Take for example a recent study in the journal, Current Topics in Nutraceutical Research, reported on here.

“The study, conducted at the Center for Cellular Neurobiology at the University of Massachusetts Lowell, suggests adding pecans to your diet may delay the progression of age-related motor neuron degeneration.”

The work is being done by the vitamin E (antioxidant) in the nuts.  Please keep in mind this is a preliminary study done with mice not people. Fortunately, it turns out the pecans are otherwise good for you with many vitamins and minerals and no cholesterol or sodium.

I am interested to hear from readers on other small-step lifestyle changes they have made to improve brain function or cognitive performance.

3 comments - What do you think?  Posted by Mark Clare - June 12, 2010 at 6:20 pm

Categories: Cognitive Decline, Lifestyle   Tags:

Vitamin D May Speed Brain Information Processing

We get vitamin D mainly from the sun’s UV rays, fatty fish, fortified milk or cereals  and supplements like a multi-vitamin.  D has been in the news lately because there are widespread deficiencies and growing evidence that it supports brain development in children and improved processing speeds in older adults. But the situation is far from conclusive. As recently reported by the Dana Foundation in Vitamin D and the Brain: More Good News,

Vitamin D has many roles in regulating brain health, from aiding the development of the brain and nervous system to postponing decline toward the end of life, according to a growing body of research. R. Douglas Shytle and Paula C. Bickford review the field and argue that while it is clear that many people worldwide experience vitamin D deficiency, we need to complete much more research to fully understand the consequences of this deficiency for brain health.

And the research is underway. Watch for additional posts on the importance of D for improving cognitive performance on the Next Brain Blog.

Source: Vitamin D Image

1 comment - What do you think?  Posted by Mark Clare - March 24, 2010 at 7:30 pm

Categories: Child, Cognitive Decline, Mental Focus, Older Adult   Tags:

Vitamins for Cognitive Performance

I am often asked if there are specific vitamins that are proven to enhance brain and cognitive function. The answer is yes but the level of improvement is not always clear.  Vitamins that are generally called out for their brain boosting effects include:

  1. B vitamins – memory and brain development
  2. Antioxidants or vitamins E, C and A (beta carotene) –  overall functioning
  3. Multivitamins – overall functioning

Of course it is not just vitamins that help our brain function well but other supplements (e.g. minerals and fatty acids) and the foods we eat.   Diet and supplements will be a frequent topic on the Next Brain Blog.
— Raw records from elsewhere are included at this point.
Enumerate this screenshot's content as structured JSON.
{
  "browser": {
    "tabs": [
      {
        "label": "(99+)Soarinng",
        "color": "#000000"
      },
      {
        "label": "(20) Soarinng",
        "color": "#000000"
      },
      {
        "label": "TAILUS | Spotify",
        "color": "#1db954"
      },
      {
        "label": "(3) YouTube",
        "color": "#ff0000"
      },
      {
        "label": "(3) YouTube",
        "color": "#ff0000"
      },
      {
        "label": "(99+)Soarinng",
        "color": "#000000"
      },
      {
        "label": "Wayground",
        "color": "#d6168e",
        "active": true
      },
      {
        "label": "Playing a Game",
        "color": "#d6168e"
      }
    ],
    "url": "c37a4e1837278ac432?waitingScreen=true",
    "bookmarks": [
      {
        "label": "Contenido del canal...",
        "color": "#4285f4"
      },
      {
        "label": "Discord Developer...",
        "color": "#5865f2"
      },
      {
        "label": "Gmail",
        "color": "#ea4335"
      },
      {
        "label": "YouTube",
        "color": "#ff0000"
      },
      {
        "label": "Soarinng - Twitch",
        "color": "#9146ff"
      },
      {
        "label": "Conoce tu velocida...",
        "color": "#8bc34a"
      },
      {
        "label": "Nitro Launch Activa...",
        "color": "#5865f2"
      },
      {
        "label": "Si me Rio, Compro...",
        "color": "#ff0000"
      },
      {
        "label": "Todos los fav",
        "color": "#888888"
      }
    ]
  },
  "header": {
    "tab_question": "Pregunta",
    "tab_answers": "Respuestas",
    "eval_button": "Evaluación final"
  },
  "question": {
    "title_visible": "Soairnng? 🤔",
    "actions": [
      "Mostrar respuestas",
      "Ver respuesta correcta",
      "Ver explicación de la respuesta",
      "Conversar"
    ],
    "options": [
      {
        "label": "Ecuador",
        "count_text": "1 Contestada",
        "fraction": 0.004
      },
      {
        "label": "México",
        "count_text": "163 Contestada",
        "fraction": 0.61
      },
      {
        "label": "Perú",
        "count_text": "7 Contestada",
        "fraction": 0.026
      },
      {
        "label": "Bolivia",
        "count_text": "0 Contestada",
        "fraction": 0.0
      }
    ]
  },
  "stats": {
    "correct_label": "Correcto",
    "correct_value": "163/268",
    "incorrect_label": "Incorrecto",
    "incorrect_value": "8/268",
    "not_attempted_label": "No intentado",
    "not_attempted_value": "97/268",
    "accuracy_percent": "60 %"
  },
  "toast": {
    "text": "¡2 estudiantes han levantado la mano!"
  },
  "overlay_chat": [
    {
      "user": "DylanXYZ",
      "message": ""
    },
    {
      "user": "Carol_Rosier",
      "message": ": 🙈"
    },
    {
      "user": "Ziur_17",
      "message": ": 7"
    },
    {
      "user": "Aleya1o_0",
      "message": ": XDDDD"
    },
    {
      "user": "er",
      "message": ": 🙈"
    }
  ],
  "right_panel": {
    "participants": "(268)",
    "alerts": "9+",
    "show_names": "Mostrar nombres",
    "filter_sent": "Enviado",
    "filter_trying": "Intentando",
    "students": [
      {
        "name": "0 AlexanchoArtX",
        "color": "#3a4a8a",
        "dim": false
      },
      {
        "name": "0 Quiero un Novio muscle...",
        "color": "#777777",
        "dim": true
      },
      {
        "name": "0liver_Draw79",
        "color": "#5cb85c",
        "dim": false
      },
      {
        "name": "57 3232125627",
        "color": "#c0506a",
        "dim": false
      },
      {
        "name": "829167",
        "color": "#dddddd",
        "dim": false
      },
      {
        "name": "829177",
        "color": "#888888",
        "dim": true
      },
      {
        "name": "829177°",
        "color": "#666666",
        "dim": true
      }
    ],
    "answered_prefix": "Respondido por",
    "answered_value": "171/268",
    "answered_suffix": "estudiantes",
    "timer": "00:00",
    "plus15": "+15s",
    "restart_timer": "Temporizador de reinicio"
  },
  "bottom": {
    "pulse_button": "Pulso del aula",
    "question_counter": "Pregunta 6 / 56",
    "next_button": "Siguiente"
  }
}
For a comprehensive overview of how supplements and diet impact brain function I suggest you read (or listen to) Jean Carper’s book, Your Miracle Brain: Dramatic New Scientific Evidence Reveals How You Can Use Food and Supplements To: Maximize Brain Power, Boost Your Memory, Lift Your Mood, Improve IQ and Creativity, Prevent and Reverse Mental Aging.

If you take supplements or have customized your diet to improve cognitive performance please leave a comment and share your results.
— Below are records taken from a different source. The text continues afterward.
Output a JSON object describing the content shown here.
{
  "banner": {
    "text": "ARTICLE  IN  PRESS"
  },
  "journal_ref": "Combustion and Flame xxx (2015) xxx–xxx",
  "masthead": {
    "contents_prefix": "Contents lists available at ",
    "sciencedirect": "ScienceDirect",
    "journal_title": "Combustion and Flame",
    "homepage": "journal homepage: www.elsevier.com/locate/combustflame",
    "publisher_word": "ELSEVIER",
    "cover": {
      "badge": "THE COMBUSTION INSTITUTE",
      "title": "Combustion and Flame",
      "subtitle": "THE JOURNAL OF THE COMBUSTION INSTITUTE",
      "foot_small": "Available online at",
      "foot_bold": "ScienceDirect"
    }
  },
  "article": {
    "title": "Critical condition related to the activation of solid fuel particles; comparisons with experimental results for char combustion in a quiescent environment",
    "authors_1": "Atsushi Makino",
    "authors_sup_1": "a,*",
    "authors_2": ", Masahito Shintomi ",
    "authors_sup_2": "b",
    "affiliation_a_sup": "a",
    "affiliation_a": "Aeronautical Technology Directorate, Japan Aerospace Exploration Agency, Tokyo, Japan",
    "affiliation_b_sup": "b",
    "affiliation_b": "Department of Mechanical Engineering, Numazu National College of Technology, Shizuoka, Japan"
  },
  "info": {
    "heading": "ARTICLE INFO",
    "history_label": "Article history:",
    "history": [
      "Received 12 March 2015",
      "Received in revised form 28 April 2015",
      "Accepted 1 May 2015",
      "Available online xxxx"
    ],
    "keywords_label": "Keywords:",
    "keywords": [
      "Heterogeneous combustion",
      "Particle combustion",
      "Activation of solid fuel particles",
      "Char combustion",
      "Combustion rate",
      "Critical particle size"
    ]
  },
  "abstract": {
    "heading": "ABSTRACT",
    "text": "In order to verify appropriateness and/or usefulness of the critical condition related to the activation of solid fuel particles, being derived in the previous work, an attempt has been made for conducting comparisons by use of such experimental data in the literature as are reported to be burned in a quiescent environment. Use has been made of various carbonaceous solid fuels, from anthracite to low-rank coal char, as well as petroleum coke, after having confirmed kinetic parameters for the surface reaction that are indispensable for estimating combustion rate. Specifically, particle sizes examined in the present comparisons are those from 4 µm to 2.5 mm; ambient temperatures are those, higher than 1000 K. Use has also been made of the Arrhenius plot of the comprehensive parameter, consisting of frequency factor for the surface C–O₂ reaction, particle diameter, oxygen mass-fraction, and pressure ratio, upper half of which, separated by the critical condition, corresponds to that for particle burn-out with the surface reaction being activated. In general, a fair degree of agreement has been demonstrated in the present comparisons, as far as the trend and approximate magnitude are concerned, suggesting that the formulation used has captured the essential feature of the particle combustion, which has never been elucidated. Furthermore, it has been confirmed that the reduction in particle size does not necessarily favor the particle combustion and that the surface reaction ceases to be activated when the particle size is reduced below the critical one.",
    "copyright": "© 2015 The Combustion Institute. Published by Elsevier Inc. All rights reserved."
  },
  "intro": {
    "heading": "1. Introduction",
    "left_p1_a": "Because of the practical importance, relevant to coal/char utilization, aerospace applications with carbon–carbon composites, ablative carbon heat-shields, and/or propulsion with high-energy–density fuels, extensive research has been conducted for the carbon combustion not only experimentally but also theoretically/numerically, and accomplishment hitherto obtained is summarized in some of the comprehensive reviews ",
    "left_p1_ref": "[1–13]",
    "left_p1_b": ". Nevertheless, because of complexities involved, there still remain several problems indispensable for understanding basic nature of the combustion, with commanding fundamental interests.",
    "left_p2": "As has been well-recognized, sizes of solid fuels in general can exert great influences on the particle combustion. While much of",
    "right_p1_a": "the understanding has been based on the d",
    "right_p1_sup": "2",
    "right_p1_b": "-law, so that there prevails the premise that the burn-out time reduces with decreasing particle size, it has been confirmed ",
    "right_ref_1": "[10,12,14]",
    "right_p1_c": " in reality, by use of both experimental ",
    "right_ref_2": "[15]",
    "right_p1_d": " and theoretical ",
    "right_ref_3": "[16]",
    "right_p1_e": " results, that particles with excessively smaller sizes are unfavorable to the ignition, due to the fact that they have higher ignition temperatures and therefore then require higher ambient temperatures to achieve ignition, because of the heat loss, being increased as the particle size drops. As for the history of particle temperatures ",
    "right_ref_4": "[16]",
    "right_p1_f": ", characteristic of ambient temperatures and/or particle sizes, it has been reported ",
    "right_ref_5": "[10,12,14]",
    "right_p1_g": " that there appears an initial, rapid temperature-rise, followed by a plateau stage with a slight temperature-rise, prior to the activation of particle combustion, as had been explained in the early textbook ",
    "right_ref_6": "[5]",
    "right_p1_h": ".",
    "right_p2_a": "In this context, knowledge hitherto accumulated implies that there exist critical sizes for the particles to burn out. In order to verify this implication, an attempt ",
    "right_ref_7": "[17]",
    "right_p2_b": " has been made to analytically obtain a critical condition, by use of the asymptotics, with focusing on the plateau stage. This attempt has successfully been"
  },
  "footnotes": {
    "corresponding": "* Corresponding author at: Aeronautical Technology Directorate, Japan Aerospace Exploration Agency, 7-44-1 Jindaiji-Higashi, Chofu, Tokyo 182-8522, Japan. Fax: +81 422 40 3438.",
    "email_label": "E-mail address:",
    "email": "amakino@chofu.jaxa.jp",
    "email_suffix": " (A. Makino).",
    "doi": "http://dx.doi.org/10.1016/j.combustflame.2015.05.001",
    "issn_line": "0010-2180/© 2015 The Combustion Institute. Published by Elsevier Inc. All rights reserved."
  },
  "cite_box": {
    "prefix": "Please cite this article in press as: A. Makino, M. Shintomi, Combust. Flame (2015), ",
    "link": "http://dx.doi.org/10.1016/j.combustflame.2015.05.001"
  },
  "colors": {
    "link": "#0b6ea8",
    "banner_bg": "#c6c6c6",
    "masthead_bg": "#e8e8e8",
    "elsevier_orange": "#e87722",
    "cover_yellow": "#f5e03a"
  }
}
2 comments - What do you think?  Posted by Mark Clare - March 8, 2010 at 4:56 pm

Categories: Books, Cognitive Decline, Diet, IQ and EQ, Memory and Learning, Mental Focus   Tags: